Given the policy history of support for outbound investment controls, it's no surprise that the term "national critical capabilities" is defined to include critical supply chains — e.g., semiconductor manufacturing and advanced packaging, large-capacity batteries, critical minerals and materials, pharmaceuticals and active pharmaceutical ingredients.
With that said, the draft legislation also specifies that national critical capabilities shall include technologies identified by the director of national intelligence as critical and emerging technologies, including artificial intelligence, bioeconomy, and quantum information science and technology.
This is notable for two reasons. First, the regulatory classification of dual-use technologies has traditionally been within the purview of the U.S. Department of Commerce, not the intelligence community.
Second, the draft names artificial intelligence as a critical and emerging technology, without differentiating between types and capabilities of AI. As a result, the legislation could potentially apply to companies that use AI for more benign commercial purposes — e.g., automatic vacuums — as well as those that use AI for military or defense applications.
Evaluate potential governance and operational impacts.
If enacted in anything similar to its current form, the draft legislation would have profound implications for the governance and operations of companies deemed to be associated with national critical capabilities.
If such companies have one or more board members that are nationals of countries of concern, or subsidiaries or joint ventures located in countries of concern, they may need to modify governance or the ways in which ex-U.S. and U.S.-based entities interact with each other, in order to avoid triggering the legislation's notification requirement.
Consider beginning to incorporate outbound investment screening considerations in strategic assessments of potential transactions as well as in transactional due diligence.
Given the current policy and political environment, we assess that the likelihood of an outbound investment screening mechanism becoming reality in the near term is quite high.
Investors and companies should ensure that assumed exit scenarios for proposed investments are plausible, and that due diligence for a merger, acquisition, joint venture, licensing agreement or similar activity accounts for the factors outlined in the draft legislation, as well as in the legislation's national security policy goals.
Assess your company's shareholder base.
Could your company be deemed an entity of concern, such that a U.S. investment in your company may trigger a mandatory notification to the committee? If so, what, if any, measures may be warranted to mitigate this risk — e.g., forced redemptions, etc.?

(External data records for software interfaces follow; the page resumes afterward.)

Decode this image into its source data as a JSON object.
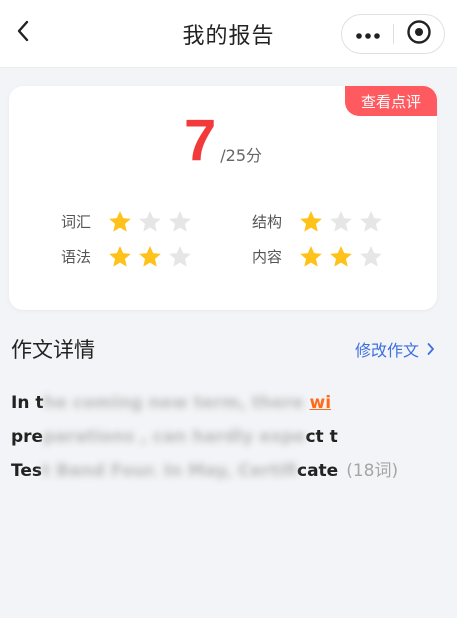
{
  "header": {
    "title": "我的报告"
  },
  "card": {
    "review_button": "查看点评",
    "score": "7",
    "score_total": "/25分",
    "ratings": [
      {
        "label": "词汇",
        "stars": 1,
        "max": 3
      },
      {
        "label": "结构",
        "stars": 1,
        "max": 3
      },
      {
        "label": "语法",
        "stars": 2,
        "max": 3
      },
      {
        "label": "内容",
        "stars": 2,
        "max": 3
      }
    ],
    "colors": {
      "star_on": "#ffc21a",
      "star_off": "#e6e6e6",
      "score": "#f23a3a",
      "badge": "#ff5a5f"
    }
  },
  "section": {
    "title": "作文详情",
    "edit_link": "修改作文"
  },
  "essay": {
    "line1_start": "In t",
    "line1_blur": "he coming new term, there ",
    "line1_link": "wi",
    "line2_start": "pre",
    "line2_blur": "parations , can hardly expe",
    "line2_end": "ct t",
    "line3_start": "Tes",
    "line3_blur": "t Band Four. In May, Certifi",
    "line3_end": "cate",
    "word_count": "(18词)"
  }
}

Given the U.S. policy and political consensus in support of outbound investment controls, this will be a topic with which U.S. sponsors and companies will have to contend sooner rather than later. Any transaction that may implicate a national critical capability with a nexus to China, or another country of concern, should be carefully assessed in light of the potential new legal requirements, as well as U.S. policy objectives.